Posted on 23-12-2020 08:19 | By

Thanks Bruja. I really don’t see much of a difference between scooters and someone riding a bicycle or electric assisted bike. We still need to be aware of them as car drivers. It makes sense that they should change laws for them regarding helmets. But what is happening here is old laws being applied in new times. New laws required. They will come eventually.

Lime Scooters.....

Posted on 22-12-2020 20:27 | By Bruja

Tom, I am well aware of what the ’law’ might say BUT the Police and Council staff can surely step in and say that they are not ’okay’ as they endanger both themselves and those trying to ’avoid’ them. If they are ’mobility scooters’ then they are surely only permitted to be on either footpaths or pedestrian crossings NOT on roads.

Tom Ranger

Posted on 22-12-2020 13:08 | By

My Motorbike Rule#1 Assume everyone and everything is trying to kill you and behave as such. You almost develop a sixth sense after a while. I bet ya this person is going to.... Yup! There they go! sigh* #2 any given second...have an escape route even if that means going off the road to achieve a safe stop. Keep front wheel directed so you can move if required to. #3 If worse comes to worse...avoid being put in a crush situation between your bike and other objects/vehicles. etc Avoid being put in the situation where you come to a very quick stop. Crashing and sliding out is fine. It’s the sudden stop that will get you. As for Lime scooters. It’s the law that determines whether people need to wear them or not and current law says they are classed as mobility scooters as illogical as that sounds.

Thanks Davitt......

Posted on 22-12-2020 12:34 | By Bruja

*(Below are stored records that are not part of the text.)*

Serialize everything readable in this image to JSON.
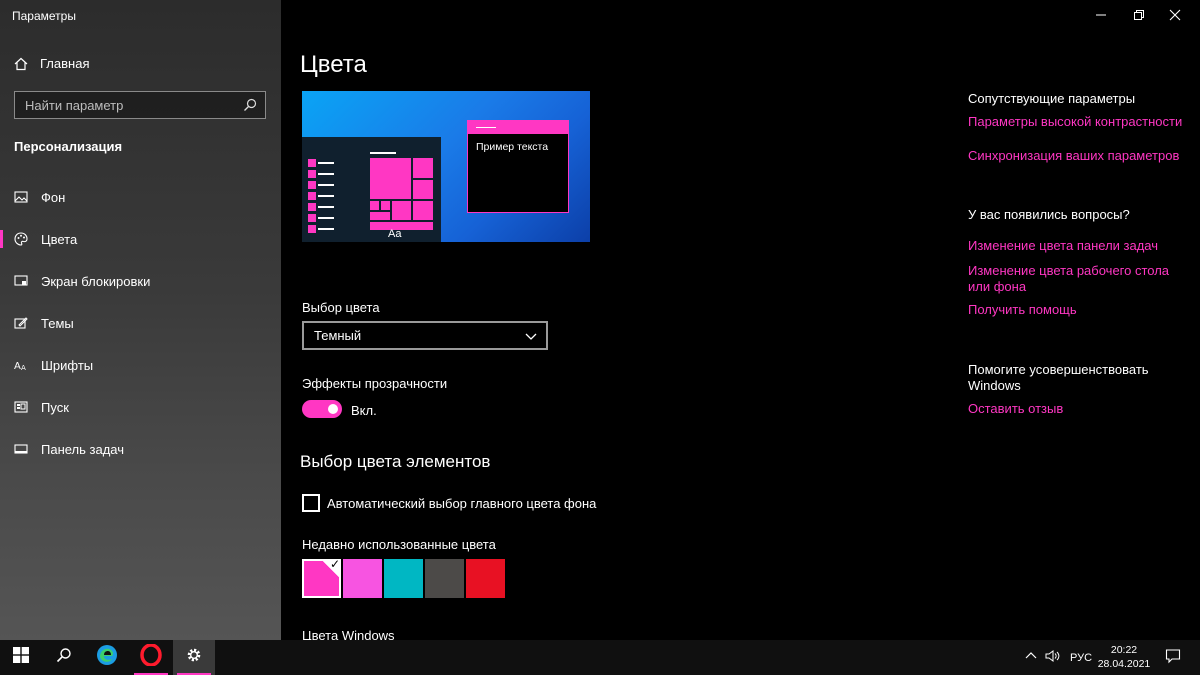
{
  "window": {
    "title": "Параметры"
  },
  "sidebar": {
    "home_label": "Главная",
    "search_placeholder": "Найти параметр",
    "section_title": "Персонализация",
    "items": [
      {
        "label": "Фон",
        "icon": "picture-icon"
      },
      {
        "label": "Цвета",
        "icon": "palette-icon",
        "active": true
      },
      {
        "label": "Экран блокировки",
        "icon": "lock-screen-icon"
      },
      {
        "label": "Темы",
        "icon": "themes-icon"
      },
      {
        "label": "Шрифты",
        "icon": "fonts-icon"
      },
      {
        "label": "Пуск",
        "icon": "start-icon"
      },
      {
        "label": "Панель задач",
        "icon": "taskbar-icon"
      }
    ]
  },
  "main": {
    "title": "Цвета",
    "preview": {
      "tile_text": "Aa",
      "window_text": "Пример текста"
    },
    "color_choice": {
      "label": "Выбор цвета",
      "selected": "Темный"
    },
    "transparency": {
      "label": "Эффекты прозрачности",
      "state_label": "Вкл.",
      "on": true
    },
    "accent_heading": "Выбор цвета элементов",
    "auto_accent_label": "Автоматический выбор главного цвета фона",
    "auto_accent_checked": false,
    "recent_colors_label": "Недавно использованные цвета",
    "recent_colors": [
      "#ff37c3",
      "#f754e1",
      "#00b7c3",
      "#4c4a48",
      "#e81123"
    ],
    "recent_selected_index": 0,
    "windows_colors_label": "Цвета Windows"
  },
  "aside": {
    "related_heading": "Сопутствующие параметры",
    "related_links": [
      "Параметры высокой контрастности",
      "Синхронизация ваших параметров"
    ],
    "questions_heading": "У вас появились вопросы?",
    "question_links": [
      "Изменение цвета панели задач",
      "Изменение цвета рабочего стола или фона",
      "Получить помощь"
    ],
    "improve_heading": "Помогите усовершенствовать Windows",
    "feedback_link": "Оставить отзыв"
  },
  "taskbar": {
    "apps": [
      "windows-start-icon",
      "search-icon",
      "edge-icon",
      "opera-icon",
      "settings-icon"
    ],
    "language": "РУС",
    "time": "20:22",
    "date": "28.04.2021"
  },
  "colors": {
    "accent": "#ff37c3",
    "background": "#000000"
  }
}
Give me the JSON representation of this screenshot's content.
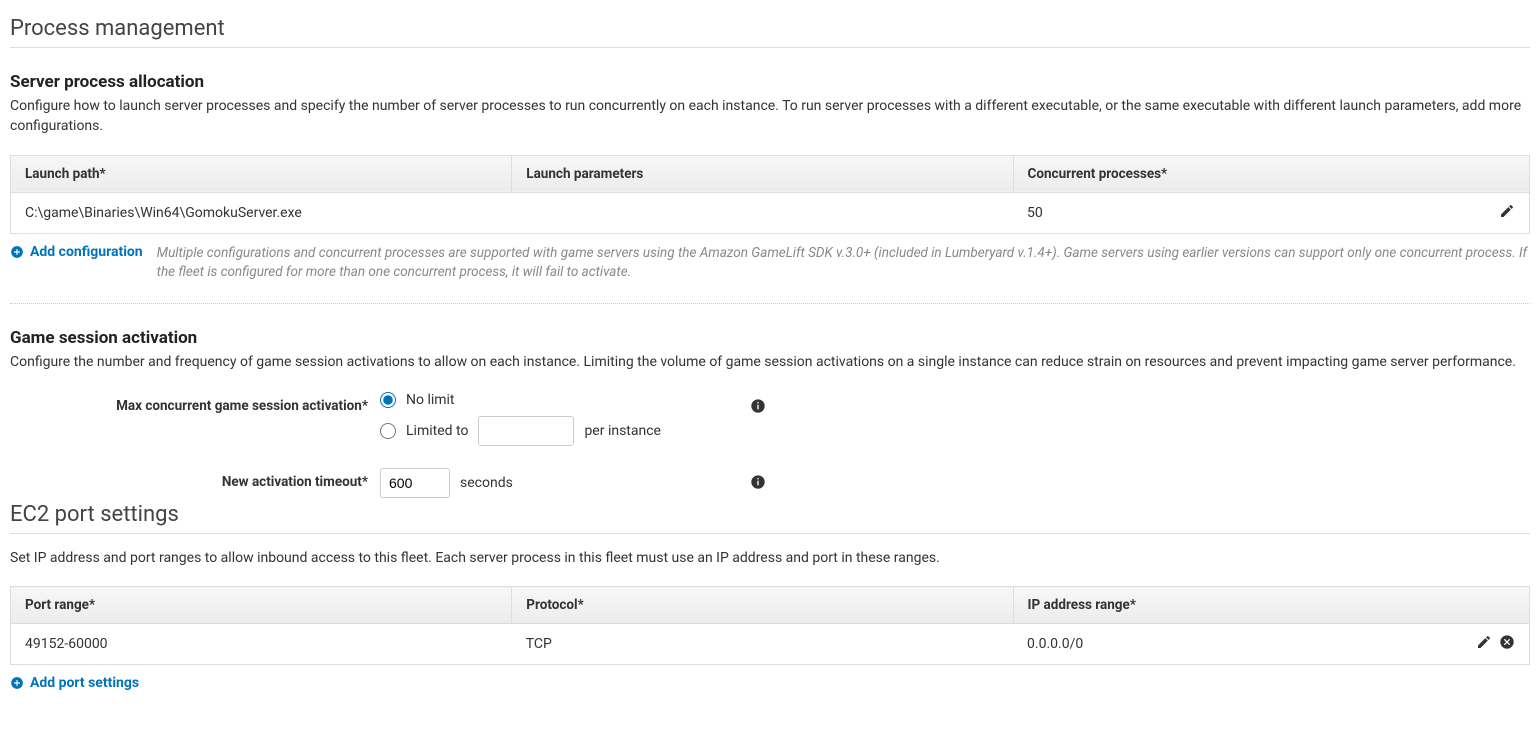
{
  "process_mgmt": {
    "title": "Process management",
    "server_alloc": {
      "title": "Server process allocation",
      "desc": "Configure how to launch server processes and specify the number of server processes to run concurrently on each instance. To run server processes with a different executable, or the same executable with different launch parameters, add more configurations.",
      "headers": {
        "launch_path": "Launch path*",
        "launch_params": "Launch parameters",
        "concurrent": "Concurrent processes*"
      },
      "rows": [
        {
          "launch_path": "C:\\game\\Binaries\\Win64\\GomokuServer.exe",
          "launch_params": "",
          "concurrent": "50"
        }
      ],
      "add_label": "Add configuration",
      "note": "Multiple configurations and concurrent processes are supported with game servers using the Amazon GameLift SDK v.3.0+ (included in Lumberyard v.1.4+). Game servers using earlier versions can support only one concurrent process. If the fleet is configured for more than one concurrent process, it will fail to activate."
    },
    "session_activation": {
      "title": "Game session activation",
      "desc": "Configure the number and frequency of game session activations to allow on each instance. Limiting the volume of game session activations on a single instance can reduce strain on resources and prevent impacting game server performance.",
      "max_label": "Max concurrent game session activation*",
      "no_limit": "No limit",
      "limited_to": "Limited to",
      "per_instance": "per instance",
      "limited_value": "",
      "timeout_label": "New activation timeout*",
      "timeout_value": "600",
      "seconds": "seconds"
    }
  },
  "ec2": {
    "title": "EC2 port settings",
    "desc": "Set IP address and port ranges to allow inbound access to this fleet. Each server process in this fleet must use an IP address and port in these ranges.",
    "headers": {
      "port_range": "Port range*",
      "protocol": "Protocol*",
      "ip_range": "IP address range*"
    },
    "rows": [
      {
        "port_range": "49152-60000",
        "protocol": "TCP",
        "ip_range": "0.0.0.0/0"
      }
    ],
    "add_label": "Add port settings"
  }
}
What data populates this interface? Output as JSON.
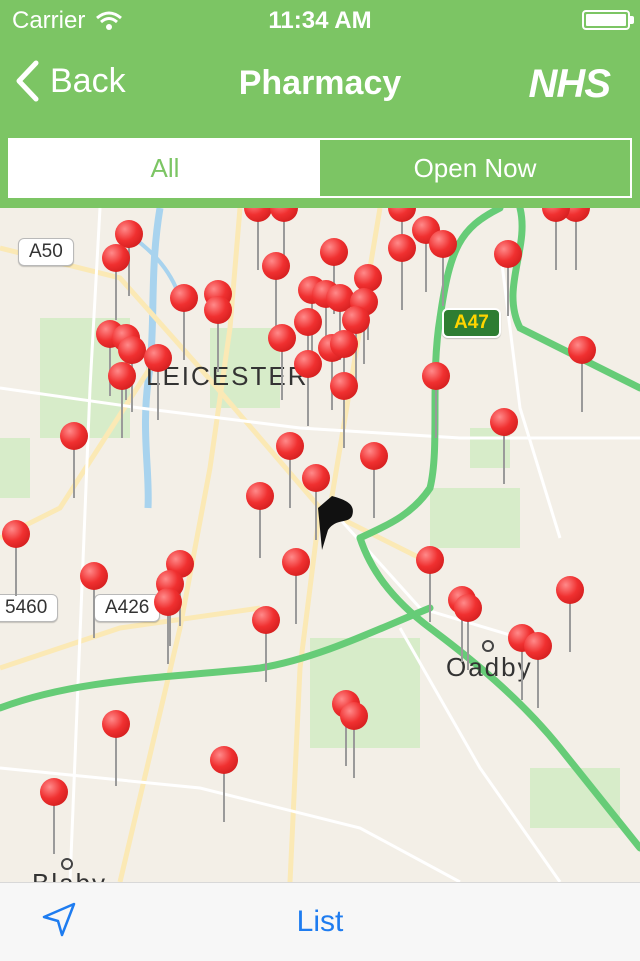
{
  "status_bar": {
    "carrier": "Carrier",
    "time": "11:34 AM"
  },
  "nav": {
    "back_label": "Back",
    "title": "Pharmacy",
    "logo_text": "NHS"
  },
  "segment": {
    "options": [
      "All",
      "Open Now"
    ],
    "selected": "All"
  },
  "map": {
    "place_labels": [
      "LEICESTER",
      "Oadby",
      "Blaby"
    ],
    "road_labels": [
      "A50",
      "A47",
      "A426",
      "5460"
    ]
  },
  "tabbar": {
    "list_label": "List"
  },
  "colors": {
    "header_green": "#7cc564",
    "pin_red": "#f03030",
    "ios_blue": "#1e7cf0",
    "route_green": "#66cc77"
  }
}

and can ANYONE tell me why people are allowed to ride lime scooters and powered skateboards on our roads? No helmets, nothing. A person on a push-bike has to wear a helmet. WHY are these ’machines’ allowed on our roads. No licence needed. No helmet required!! I see cars now trying to ’watch out’ for these things now on top of all the rest! Sheer lunacy by someone .....yet our ridiculous Council, who has permitted this!!! :(